WORK REQUEST: From the entries below, please gather each line containing the string "position".

──────── INPUT DATA ────────

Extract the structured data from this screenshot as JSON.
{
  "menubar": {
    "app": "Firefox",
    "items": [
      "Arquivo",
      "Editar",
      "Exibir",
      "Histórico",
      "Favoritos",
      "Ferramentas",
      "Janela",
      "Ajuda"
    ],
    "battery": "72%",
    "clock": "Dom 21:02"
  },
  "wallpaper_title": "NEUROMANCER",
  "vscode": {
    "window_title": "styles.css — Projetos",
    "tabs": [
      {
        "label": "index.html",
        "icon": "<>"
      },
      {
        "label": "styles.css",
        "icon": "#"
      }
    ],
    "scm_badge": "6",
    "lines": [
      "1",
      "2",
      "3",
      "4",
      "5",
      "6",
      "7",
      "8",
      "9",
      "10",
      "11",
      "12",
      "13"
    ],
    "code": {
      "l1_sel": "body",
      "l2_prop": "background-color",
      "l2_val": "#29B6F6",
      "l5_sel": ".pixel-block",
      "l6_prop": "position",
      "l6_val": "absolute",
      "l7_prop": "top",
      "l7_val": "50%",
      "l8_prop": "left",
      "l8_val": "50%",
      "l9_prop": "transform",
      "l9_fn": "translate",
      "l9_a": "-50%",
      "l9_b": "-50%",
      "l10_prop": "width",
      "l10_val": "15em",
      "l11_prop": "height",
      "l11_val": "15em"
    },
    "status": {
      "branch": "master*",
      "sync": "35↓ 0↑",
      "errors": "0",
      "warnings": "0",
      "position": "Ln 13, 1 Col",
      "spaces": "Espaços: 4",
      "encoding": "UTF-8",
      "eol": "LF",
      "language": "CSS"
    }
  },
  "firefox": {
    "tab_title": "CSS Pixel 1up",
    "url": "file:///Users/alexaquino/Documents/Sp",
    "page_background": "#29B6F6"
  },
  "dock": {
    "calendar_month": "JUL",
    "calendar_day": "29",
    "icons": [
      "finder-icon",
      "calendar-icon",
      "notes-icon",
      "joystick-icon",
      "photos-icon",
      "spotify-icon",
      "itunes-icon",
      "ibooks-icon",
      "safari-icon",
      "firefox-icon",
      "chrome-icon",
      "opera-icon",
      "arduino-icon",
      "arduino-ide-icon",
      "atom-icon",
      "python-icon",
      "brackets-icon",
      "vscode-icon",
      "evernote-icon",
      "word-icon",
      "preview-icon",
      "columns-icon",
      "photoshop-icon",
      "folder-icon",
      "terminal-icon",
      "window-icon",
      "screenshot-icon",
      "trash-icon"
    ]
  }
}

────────

ANSWER SPACE:
      "l6_prop": "position",
      "position": "Ln 13, 1 Col",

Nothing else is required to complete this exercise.